• _What the exercise asks_
Set every entry below down once more, exactly as it stands, without images.

• _Material to process_
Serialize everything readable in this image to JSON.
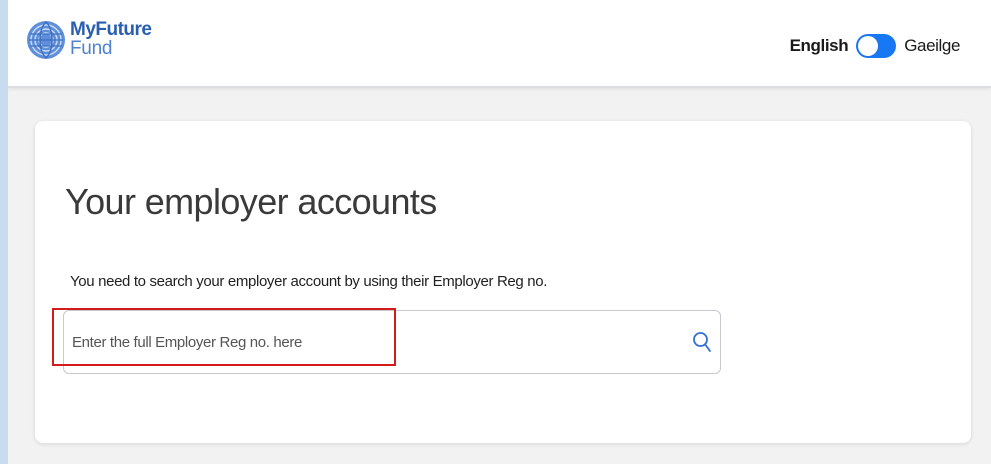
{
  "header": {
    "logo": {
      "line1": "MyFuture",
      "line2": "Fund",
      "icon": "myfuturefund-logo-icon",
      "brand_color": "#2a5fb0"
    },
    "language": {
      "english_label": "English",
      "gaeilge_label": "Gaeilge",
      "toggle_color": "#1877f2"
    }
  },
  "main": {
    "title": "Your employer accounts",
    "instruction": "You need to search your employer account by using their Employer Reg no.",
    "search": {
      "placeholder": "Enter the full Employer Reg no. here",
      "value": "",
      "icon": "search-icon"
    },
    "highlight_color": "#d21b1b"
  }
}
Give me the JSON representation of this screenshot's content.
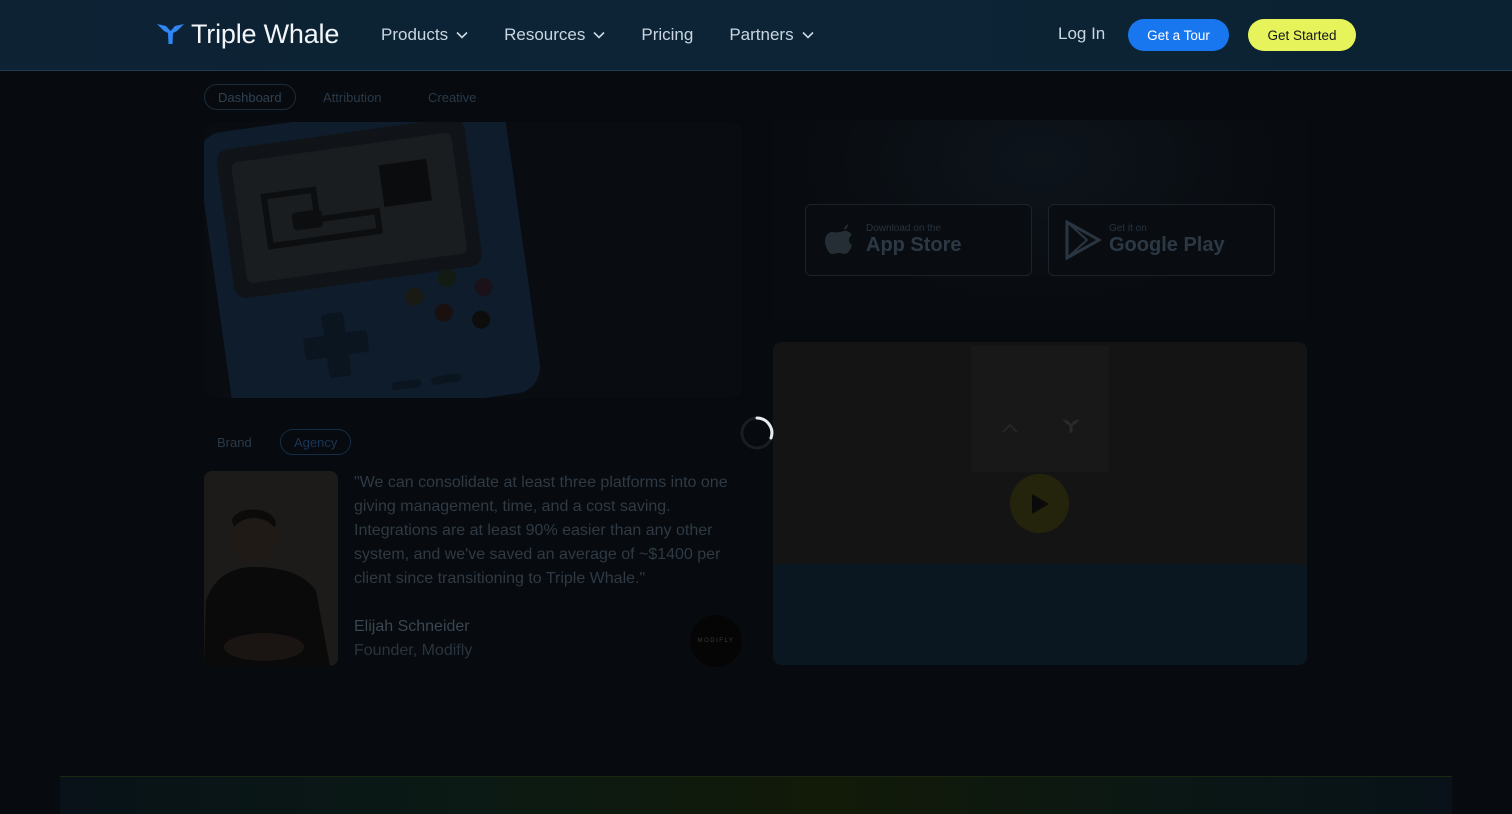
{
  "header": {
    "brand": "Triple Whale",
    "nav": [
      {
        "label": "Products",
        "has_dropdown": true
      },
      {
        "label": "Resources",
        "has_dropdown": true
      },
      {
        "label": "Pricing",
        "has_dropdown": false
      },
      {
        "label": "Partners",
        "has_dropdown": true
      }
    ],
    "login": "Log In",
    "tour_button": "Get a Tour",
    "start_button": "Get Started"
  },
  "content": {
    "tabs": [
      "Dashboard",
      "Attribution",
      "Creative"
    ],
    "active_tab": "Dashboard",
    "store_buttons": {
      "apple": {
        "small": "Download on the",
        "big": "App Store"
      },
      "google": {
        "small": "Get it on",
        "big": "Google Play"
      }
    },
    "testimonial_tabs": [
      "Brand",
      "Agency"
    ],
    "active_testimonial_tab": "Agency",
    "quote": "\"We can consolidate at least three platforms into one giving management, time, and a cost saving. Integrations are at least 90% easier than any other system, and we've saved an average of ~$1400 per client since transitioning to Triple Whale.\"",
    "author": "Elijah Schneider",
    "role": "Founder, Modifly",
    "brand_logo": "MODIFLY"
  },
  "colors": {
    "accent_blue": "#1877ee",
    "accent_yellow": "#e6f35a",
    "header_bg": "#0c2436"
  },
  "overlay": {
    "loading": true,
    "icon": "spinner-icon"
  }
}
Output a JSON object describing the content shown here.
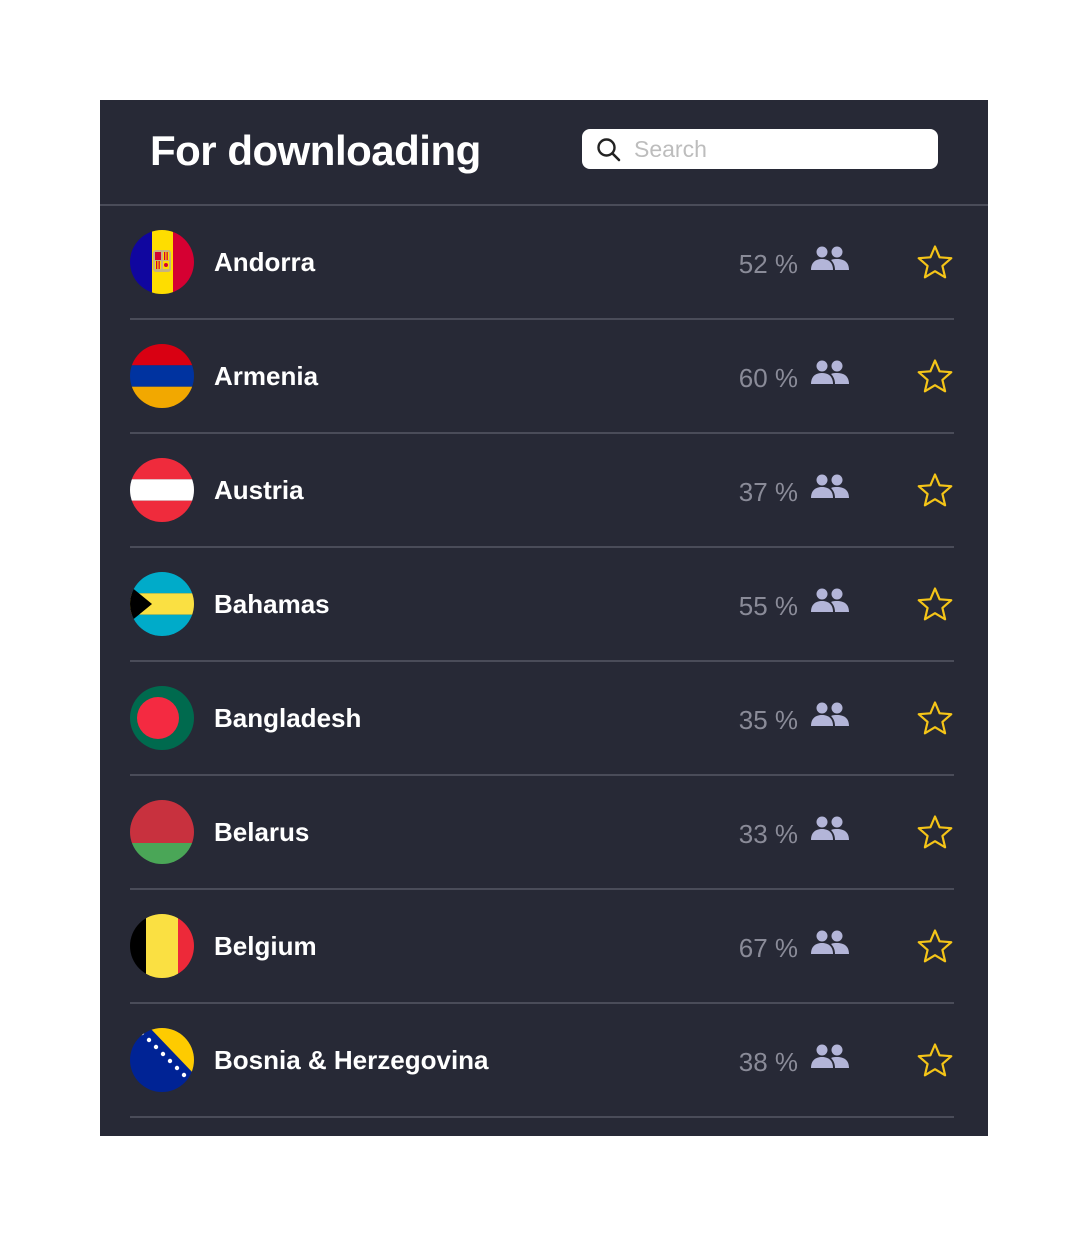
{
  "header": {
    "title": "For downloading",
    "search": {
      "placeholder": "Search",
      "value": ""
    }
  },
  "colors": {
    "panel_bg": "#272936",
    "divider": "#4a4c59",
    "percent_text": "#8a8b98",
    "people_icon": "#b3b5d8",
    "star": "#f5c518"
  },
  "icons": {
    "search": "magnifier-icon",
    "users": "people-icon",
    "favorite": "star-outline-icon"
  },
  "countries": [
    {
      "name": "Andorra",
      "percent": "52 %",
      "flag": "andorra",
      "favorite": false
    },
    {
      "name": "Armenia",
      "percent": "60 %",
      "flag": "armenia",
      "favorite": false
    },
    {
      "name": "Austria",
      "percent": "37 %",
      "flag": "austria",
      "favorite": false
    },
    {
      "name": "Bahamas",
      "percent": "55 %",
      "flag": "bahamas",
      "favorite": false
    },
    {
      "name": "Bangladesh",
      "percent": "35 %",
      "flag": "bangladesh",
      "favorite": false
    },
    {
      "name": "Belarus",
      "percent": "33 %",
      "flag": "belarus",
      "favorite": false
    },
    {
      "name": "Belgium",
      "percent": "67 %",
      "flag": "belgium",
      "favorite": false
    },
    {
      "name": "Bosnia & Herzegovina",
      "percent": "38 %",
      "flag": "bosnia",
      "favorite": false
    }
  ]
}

• _Solution to this task_
Serialize everything readable in this image to JSON.
{
  "header": {
    "logo": {
      "line1": "MyFuture",
      "line2": "Fund",
      "icon": "myfuturefund-logo-icon",
      "brand_color": "#2a5fb0"
    },
    "language": {
      "english_label": "English",
      "gaeilge_label": "Gaeilge",
      "toggle_color": "#1877f2"
    }
  },
  "main": {
    "title": "Your employer accounts",
    "instruction": "You need to search your employer account by using their Employer Reg no.",
    "search": {
      "placeholder": "Enter the full Employer Reg no. here",
      "value": "",
      "icon": "search-icon"
    },
    "highlight_color": "#d21b1b"
  }
}
Give me the JSON representation of this screenshot's content.
{
  "header": {
    "brand": "Triple Whale",
    "nav": [
      {
        "label": "Products",
        "has_dropdown": true
      },
      {
        "label": "Resources",
        "has_dropdown": true
      },
      {
        "label": "Pricing",
        "has_dropdown": false
      },
      {
        "label": "Partners",
        "has_dropdown": true
      }
    ],
    "login": "Log In",
    "tour_button": "Get a Tour",
    "start_button": "Get Started"
  },
  "content": {
    "tabs": [
      "Dashboard",
      "Attribution",
      "Creative"
    ],
    "active_tab": "Dashboard",
    "store_buttons": {
      "apple": {
        "small": "Download on the",
        "big": "App Store"
      },
      "google": {
        "small": "Get it on",
        "big": "Google Play"
      }
    },
    "testimonial_tabs": [
      "Brand",
      "Agency"
    ],
    "active_testimonial_tab": "Agency",
    "quote": "\"We can consolidate at least three platforms into one giving management, time, and a cost saving. Integrations are at least 90% easier than any other system, and we've saved an average of ~$1400 per client since transitioning to Triple Whale.\"",
    "author": "Elijah Schneider",
    "role": "Founder, Modifly",
    "brand_logo": "MODIFLY"
  },
  "colors": {
    "accent_blue": "#1877ee",
    "accent_yellow": "#e6f35a",
    "header_bg": "#0c2436"
  },
  "overlay": {
    "loading": true,
    "icon": "spinner-icon"
  }
}
Output a JSON object describing the content shown here.
{
  "header": {
    "title": "For downloading",
    "search": {
      "placeholder": "Search",
      "value": ""
    }
  },
  "colors": {
    "panel_bg": "#272936",
    "divider": "#4a4c59",
    "percent_text": "#8a8b98",
    "people_icon": "#b3b5d8",
    "star": "#f5c518"
  },
  "icons": {
    "search": "magnifier-icon",
    "users": "people-icon",
    "favorite": "star-outline-icon"
  },
  "countries": [
    {
      "name": "Andorra",
      "percent": "52 %",
      "flag": "andorra",
      "favorite": false
    },
    {
      "name": "Armenia",
      "percent": "60 %",
      "flag": "armenia",
      "favorite": false
    },
    {
      "name": "Austria",
      "percent": "37 %",
      "flag": "austria",
      "favorite": false
    },
    {
      "name": "Bahamas",
      "percent": "55 %",
      "flag": "bahamas",
      "favorite": false
    },
    {
      "name": "Bangladesh",
      "percent": "35 %",
      "flag": "bangladesh",
      "favorite": false
    },
    {
      "name": "Belarus",
      "percent": "33 %",
      "flag": "belarus",
      "favorite": false
    },
    {
      "name": "Belgium",
      "percent": "67 %",
      "flag": "belgium",
      "favorite": false
    },
    {
      "name": "Bosnia & Herzegovina",
      "percent": "38 %",
      "flag": "bosnia",
      "favorite": false
    }
  ]
}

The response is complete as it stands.